In my first post on the hating topic I discussed how we like to find black and white answers and black list and go after general memes vs. seeing any nuance (e.g. there can be a notion of ‘good’ rap music).
Next up is a rant in the opposite direction, on how we often love to pick a scape goat as the root cause of a complex problem.
Take the iOS 8.0.1 debacle this week (which affected me… and I find it hard to believe that me and my closest buddies who were all affected were in the 40k, but hey I will give them the benefit of the doubt!).
It was a screw up of large proportion. Yes, we may have lost some trust (I not want to wait for a number of people to upgrade before I do…. which is probably a smart practice anyway).
The employee in question, who has worked at Apple since 2000, is in charge of a team of more than “100 people around the world” responsible for testing the software before it reaches consumers
What made us reach out to jump on the QA guy in charge of the group?

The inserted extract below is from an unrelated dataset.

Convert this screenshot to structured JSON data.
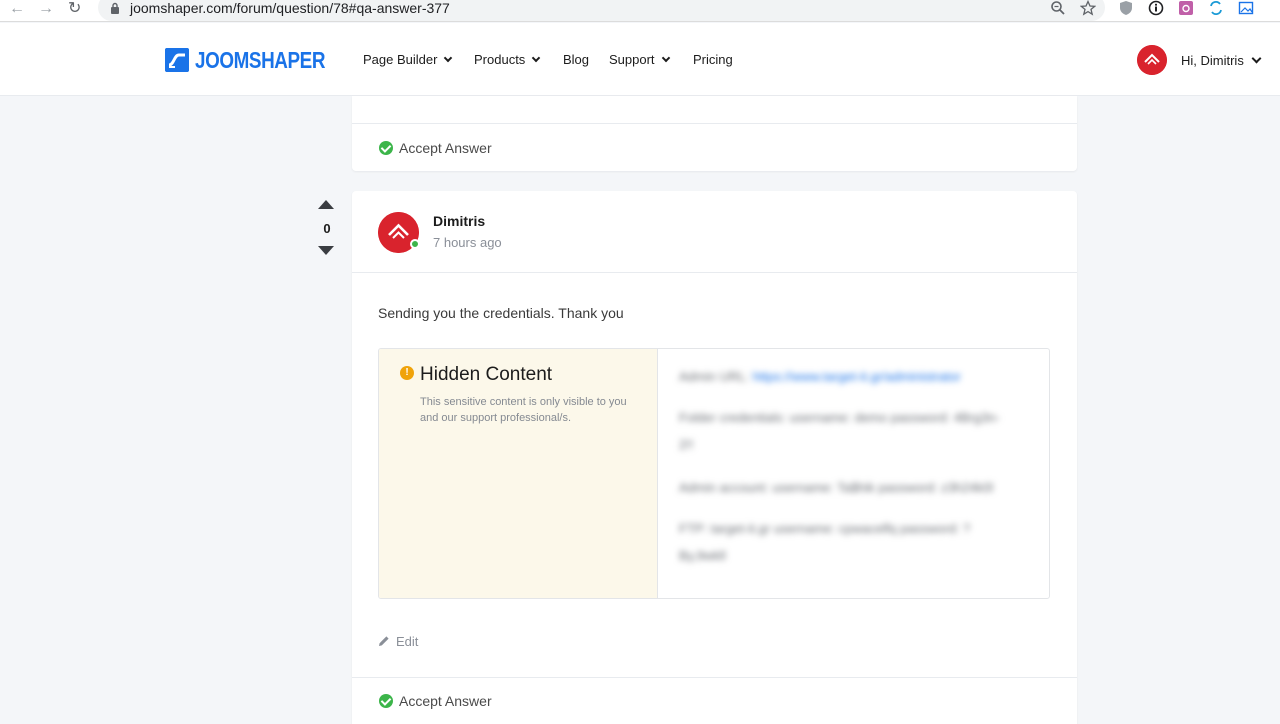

Do we always jump on that guy? The kicker is that we do this because:
[The manager] was removed from the maps team after the software gave users unreliable directions and mislabeled landmarks
Two strikes! This poor chap is now responsible for the entire Apple Maps system being released too soon, as well as a QA glitch on a software update.
I am sure that Apple Maps was shipped poorly SOLELY because of this one guy. I am sure everyone else (including management higher up the chain) was shouting to NOT release it yet and he single-handedly pushed it through. I can picture him running up to Tim and Jony and Scott to shout “I know it doesn’t work well BUT WE MUST SHIP IT”.
Sure, people take responsibility for failures in groups that report into them. This doesn’t mean that they are the sole people responsible, and I have often witnessed times where people in those positions are actually warning loudly that something isn’t ready yet upper management has a different context and they boldly take on the risk.
Calm down, haters.